Finally, Sam is an example of a native intellectual who is perhaps not fighting for the overall wellbeing of his society. Sam seems to possibly be in the first phase of the native intellectual, as he is proud to demonstrate the traits of the previously occupying power, and attempts to model a government around it. Still, he refuses to acknowledge that his regime could be worse than colonial power, seemingly putting anything African in front of anything European, although his actions do not support this. “The efforts of the native to rehabilitate himself and to escape from the claws of colonialism are logically inscribed from the same point of view as that of colonialism” (Fanon 38). Sam strives to be just like western culture, and it appears that he always wanted to be accepted by this culture. “…all he ever wanted was to do what was expected of him especially by the English whom he admired sometimes to the point of foolishness” (Achebe 44-45). This admiration of western culture speaks to Sam’s character to say that perhaps he does not even fit in the battle of native intellectuals; he barely considers himself native, so it is possible that his acceptance of European culture does not even belong in the same category as the attitudes of his peers.

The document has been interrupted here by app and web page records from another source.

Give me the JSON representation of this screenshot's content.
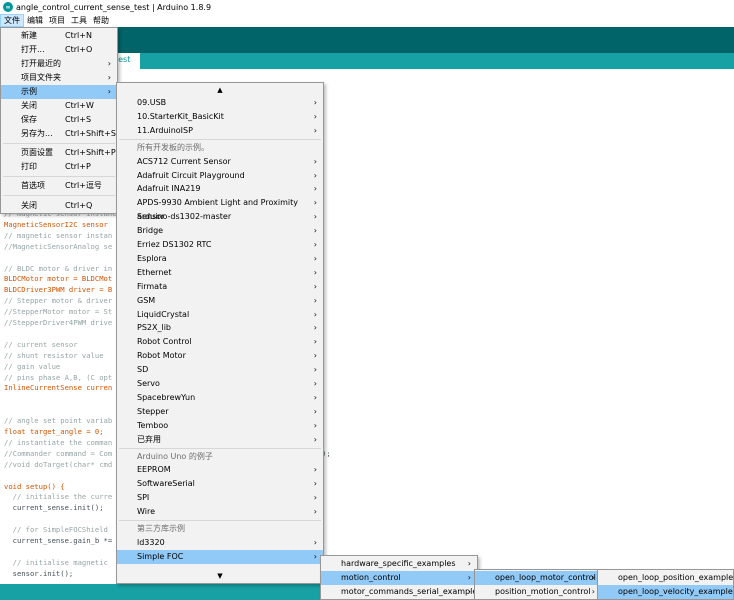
{
  "window": {
    "title": "angle_control_current_sense_test | Arduino 1.8.9",
    "icon": "arduino-logo-icon"
  },
  "menubar": {
    "items": [
      "文件",
      "编辑",
      "项目",
      "工具",
      "帮助"
    ],
    "active": "文件"
  },
  "tab": {
    "label": "test"
  },
  "file_menu": {
    "items": [
      {
        "label": "新建",
        "shortcut": "Ctrl+N"
      },
      {
        "label": "打开...",
        "shortcut": "Ctrl+O"
      },
      {
        "label": "打开最近的",
        "shortcut": ""
      },
      {
        "label": "项目文件夹",
        "shortcut": ""
      },
      {
        "label": "示例",
        "shortcut": ""
      },
      {
        "label": "关闭",
        "shortcut": "Ctrl+W"
      },
      {
        "label": "保存",
        "shortcut": "Ctrl+S"
      },
      {
        "label": "另存为...",
        "shortcut": "Ctrl+Shift+S"
      },
      {
        "label": "页面设置",
        "shortcut": "Ctrl+Shift+P"
      },
      {
        "label": "打印",
        "shortcut": "Ctrl+P"
      },
      {
        "label": "首选项",
        "shortcut": "Ctrl+逗号"
      },
      {
        "label": "关闭",
        "shortcut": "Ctrl+Q"
      }
    ]
  },
  "examples_menu": {
    "scroll_up": "▲",
    "scroll_down": "▼",
    "builtin": [
      "09.USB",
      "10.StarterKit_BasicKit",
      "11.ArduinoISP"
    ],
    "all_boards_header": "所有开发板的示例。",
    "all_boards": [
      "ACS712 Current Sensor",
      "Adafruit Circuit Playground",
      "Adafruit INA219",
      "APDS-9930 Ambient Light and Proximity Sensor",
      "arduino-ds1302-master",
      "Bridge",
      "Erriez DS1302 RTC",
      "Esplora",
      "Ethernet",
      "Firmata",
      "GSM",
      "LiquidCrystal",
      "PS2X_lib",
      "Robot Control",
      "Robot Motor",
      "SD",
      "Servo",
      "SpacebrewYun",
      "Stepper",
      "Temboo",
      "已弃用"
    ],
    "uno_header": "Arduino Uno 的例子",
    "uno": [
      "EEPROM",
      "SoftwareSerial",
      "SPI",
      "Wire"
    ],
    "third_party_header": "第三方库示例",
    "third_party": [
      "ld3320",
      "Simple FOC"
    ]
  },
  "simplefoc_menu": {
    "items": [
      "hardware_specific_examples",
      "motion_control",
      "motor_commands_serial_examples"
    ]
  },
  "motion_control_menu": {
    "items": [
      "open_loop_motor_control",
      "position_motion_control"
    ]
  },
  "open_loop_menu": {
    "items": [
      "open_loop_position_example",
      "open_loop_velocity_example"
    ]
  },
  "code": [
    "// magnetic sensor instance",
    "MagneticSensorI2C sensor",
    "// magnetic sensor instan",
    "//MagneticSensorAnalog se",
    "",
    "// BLDC motor & driver in",
    "BLDCMotor motor = BLDCMot",
    "BLDCDriver3PWM driver = B",
    "// Stepper motor & driver",
    "//StepperMotor motor = St",
    "//StepperDriver4PWM drive",
    "",
    "// current sensor",
    "// shunt resistor value",
    "// gain value",
    "// pins phase A,B, (C opt",
    "InlineCurrentSense curren",
    "",
    "",
    "// angle set point variab",
    "float target_angle = 0;",
    "// instantiate the comman",
    "//Commander command = Com",
    "//void doTarget(char* cmd",
    "",
    "void setup() {",
    "  // initialise the curre",
    "  current_sense.init();",
    "",
    "  // for SimpleFOCShield",
    "  current_sense.gain_b *=",
    "",
    "  // initialise magnetic",
    "  sensor.init();"
  ],
  "code_tail": ");"
}
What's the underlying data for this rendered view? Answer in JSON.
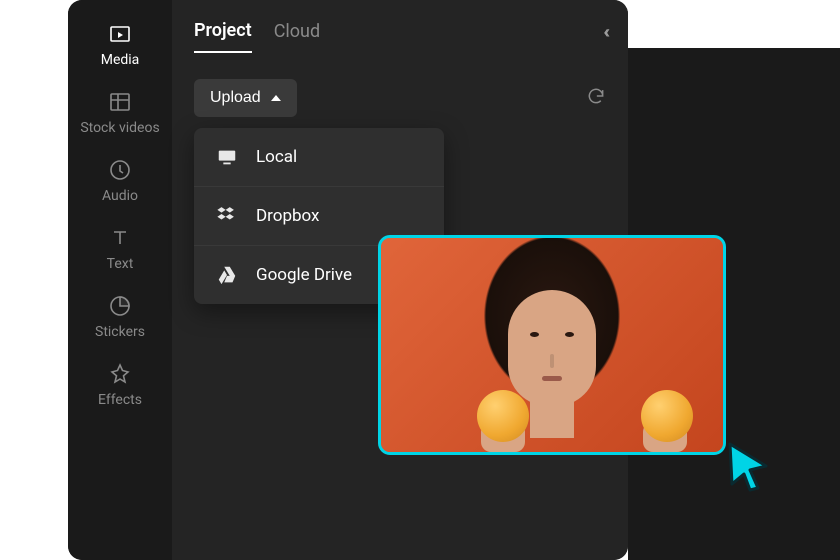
{
  "sidebar": {
    "items": [
      {
        "label": "Media"
      },
      {
        "label": "Stock videos"
      },
      {
        "label": "Audio"
      },
      {
        "label": "Text"
      },
      {
        "label": "Stickers"
      },
      {
        "label": "Effects"
      }
    ]
  },
  "tabs": {
    "project": "Project",
    "cloud": "Cloud"
  },
  "upload": {
    "label": "Upload",
    "options": [
      {
        "label": "Local"
      },
      {
        "label": "Dropbox"
      },
      {
        "label": "Google Drive"
      }
    ]
  },
  "preview": {
    "description": "Person with dark hair holding oranges on orange background"
  },
  "colors": {
    "accent": "#00d4e6"
  }
}
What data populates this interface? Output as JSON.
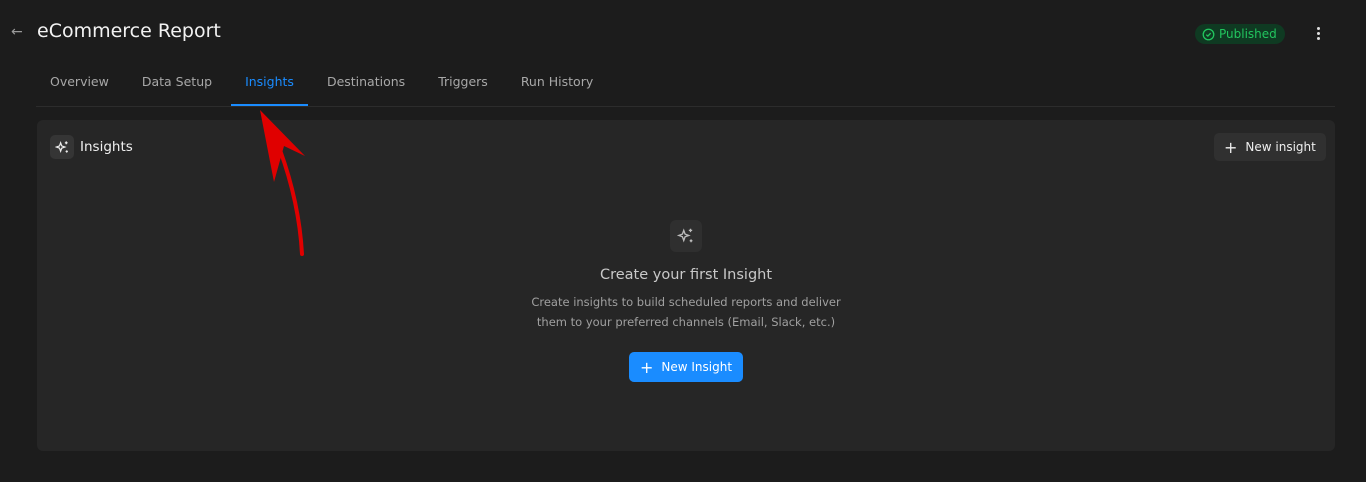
{
  "header": {
    "title": "eCommerce Report",
    "status": "Published",
    "back_icon": "arrow-left-icon",
    "more_icon": "kebab-icon"
  },
  "tabs": [
    {
      "label": "Overview"
    },
    {
      "label": "Data Setup"
    },
    {
      "label": "Insights",
      "active": true
    },
    {
      "label": "Destinations"
    },
    {
      "label": "Triggers"
    },
    {
      "label": "Run History"
    }
  ],
  "panel": {
    "title": "Insights",
    "new_button": "New insight"
  },
  "empty_state": {
    "title": "Create your first Insight",
    "description": "Create insights to build scheduled reports and deliver them to your preferred channels (Email, Slack, etc.)",
    "button": "New Insight"
  },
  "colors": {
    "accent": "#1a8cff",
    "success": "#22c55e",
    "annotation": "#e00000"
  }
}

Achebe and Fanon together show the different roles of intellectuals in a postcolonial society, and prove their significance in reference to society and culture in general. While other factors are clearly mixed with the roles of Achebe’s characters, like gender issues and governmental repression, the characters’ want of freedom and intellectual fighting defines them clearly, perhaps more than other traits. Each character is in a different stage of native intellectual development, and they all struggle to embrace African culture alongside their colonial past, but their ways of coping are very similar. They fight, sometimes passively, sometimes overzealously, but the confused fighting helps them all find their identities both as individuals and as a postcolonial nation.
Achebe, Chinua. Anthills of the Savannah. New York: Anchor, 1988. Print.
Fanon, Frantz. “On National Culture.” Colonial Discourse and Post-Colonial Theory. Ed. Patrick Williams and Laura Chrisman. New York: Harvester Wheatsheaf, 1994. 36-52. Print.